◆ Your task:
Return all of the data below verbatim and exclude every picture.

─── Exercise materials ───

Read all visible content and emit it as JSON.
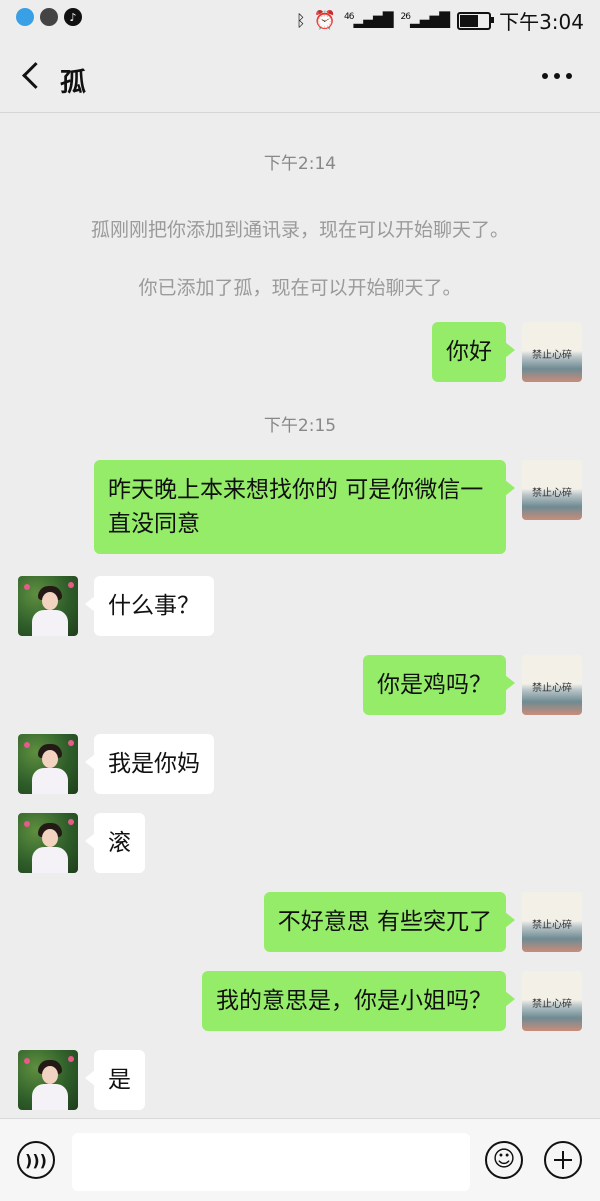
{
  "status_bar": {
    "network_1": "46",
    "network_2": "26",
    "time": "下午3:04"
  },
  "nav": {
    "title": "孤"
  },
  "chat": {
    "time_1": "下午2:14",
    "system_1": "孤刚刚把你添加到通讯录，现在可以开始聊天了。",
    "system_2": "你已添加了孤，现在可以开始聊天了。",
    "time_2": "下午2:15",
    "my_avatar_text": "禁止心碎",
    "messages": [
      {
        "from": "me",
        "text": "你好"
      },
      {
        "from": "me",
        "text": "昨天晚上本来想找你的 可是你微信一直没同意"
      },
      {
        "from": "her",
        "text": "什么事？"
      },
      {
        "from": "me",
        "text": "你是鸡吗？"
      },
      {
        "from": "her",
        "text": "我是你妈"
      },
      {
        "from": "her",
        "text": "滚"
      },
      {
        "from": "me",
        "text": "不好意思 有些突兀了"
      },
      {
        "from": "me",
        "text": "我的意思是，你是小姐吗？"
      },
      {
        "from": "her",
        "text": "是"
      }
    ]
  },
  "input_bar": {
    "value": ""
  },
  "colors": {
    "background": "#ededed",
    "my_bubble": "#95ec69",
    "their_bubble": "#ffffff",
    "system_text": "#9a9a9a"
  }
}
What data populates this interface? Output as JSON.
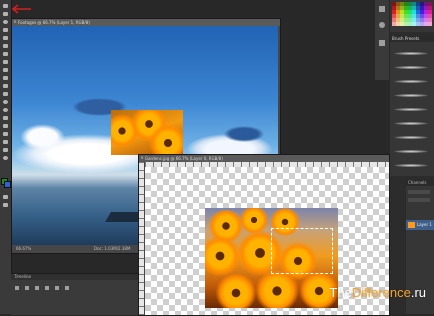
{
  "colors": {
    "arrow": "#d41f1f",
    "watermark_accent": "#f4a52a"
  },
  "tools": [
    "move-tool",
    "marquee-tool",
    "lasso-tool",
    "quick-select-tool",
    "crop-tool",
    "eyedropper-tool",
    "healing-brush-tool",
    "brush-tool",
    "clone-stamp-tool",
    "history-brush-tool",
    "eraser-tool",
    "gradient-tool",
    "blur-tool",
    "dodge-tool",
    "pen-tool",
    "type-tool",
    "path-select-tool",
    "rectangle-tool",
    "hand-tool",
    "zoom-tool"
  ],
  "doc1": {
    "title": "Footages @ 66.7% (Layer 1, RGB/8)",
    "zoom": "66.67%",
    "doc_size": "Doc: 1.03M/2.38M"
  },
  "doc2": {
    "title": "Gardens.jpg @ 66.7% (Layer 0, RGB/8)"
  },
  "timeline": {
    "title": "Timeline"
  },
  "right_panel": {
    "brush_presets_title": "Brush Presets",
    "channels_tab": "Channels",
    "layer_name": "Layer 1"
  },
  "watermark": {
    "part1": "The",
    "part2": "Difference",
    "part3": ".ru"
  }
}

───

◆ Task output:
Read all visible content and emit it as JSON.
{
  "status_bar": {
    "network_1": "46",
    "network_2": "26",
    "time": "下午3:04"
  },
  "nav": {
    "title": "孤"
  },
  "chat": {
    "time_1": "下午2:14",
    "system_1": "孤刚刚把你添加到通讯录，现在可以开始聊天了。",
    "system_2": "你已添加了孤，现在可以开始聊天了。",
    "time_2": "下午2:15",
    "my_avatar_text": "禁止心碎",
    "messages": [
      {
        "from": "me",
        "text": "你好"
      },
      {
        "from": "me",
        "text": "昨天晚上本来想找你的 可是你微信一直没同意"
      },
      {
        "from": "her",
        "text": "什么事？"
      },
      {
        "from": "me",
        "text": "你是鸡吗？"
      },
      {
        "from": "her",
        "text": "我是你妈"
      },
      {
        "from": "her",
        "text": "滚"
      },
      {
        "from": "me",
        "text": "不好意思 有些突兀了"
      },
      {
        "from": "me",
        "text": "我的意思是，你是小姐吗？"
      },
      {
        "from": "her",
        "text": "是"
      }
    ]
  },
  "input_bar": {
    "value": ""
  },
  "colors": {
    "background": "#ededed",
    "my_bubble": "#95ec69",
    "their_bubble": "#ffffff",
    "system_text": "#9a9a9a"
  }
}
What data populates this interface? Output as JSON.
{
  "colors": {
    "arrow": "#d41f1f",
    "watermark_accent": "#f4a52a"
  },
  "tools": [
    "move-tool",
    "marquee-tool",
    "lasso-tool",
    "quick-select-tool",
    "crop-tool",
    "eyedropper-tool",
    "healing-brush-tool",
    "brush-tool",
    "clone-stamp-tool",
    "history-brush-tool",
    "eraser-tool",
    "gradient-tool",
    "blur-tool",
    "dodge-tool",
    "pen-tool",
    "type-tool",
    "path-select-tool",
    "rectangle-tool",
    "hand-tool",
    "zoom-tool"
  ],
  "doc1": {
    "title": "Footages @ 66.7% (Layer 1, RGB/8)",
    "zoom": "66.67%",
    "doc_size": "Doc: 1.03M/2.38M"
  },
  "doc2": {
    "title": "Gardens.jpg @ 66.7% (Layer 0, RGB/8)"
  },
  "timeline": {
    "title": "Timeline"
  },
  "right_panel": {
    "brush_presets_title": "Brush Presets",
    "channels_tab": "Channels",
    "layer_name": "Layer 1"
  },
  "watermark": {
    "part1": "The",
    "part2": "Difference",
    "part3": ".ru"
  }
}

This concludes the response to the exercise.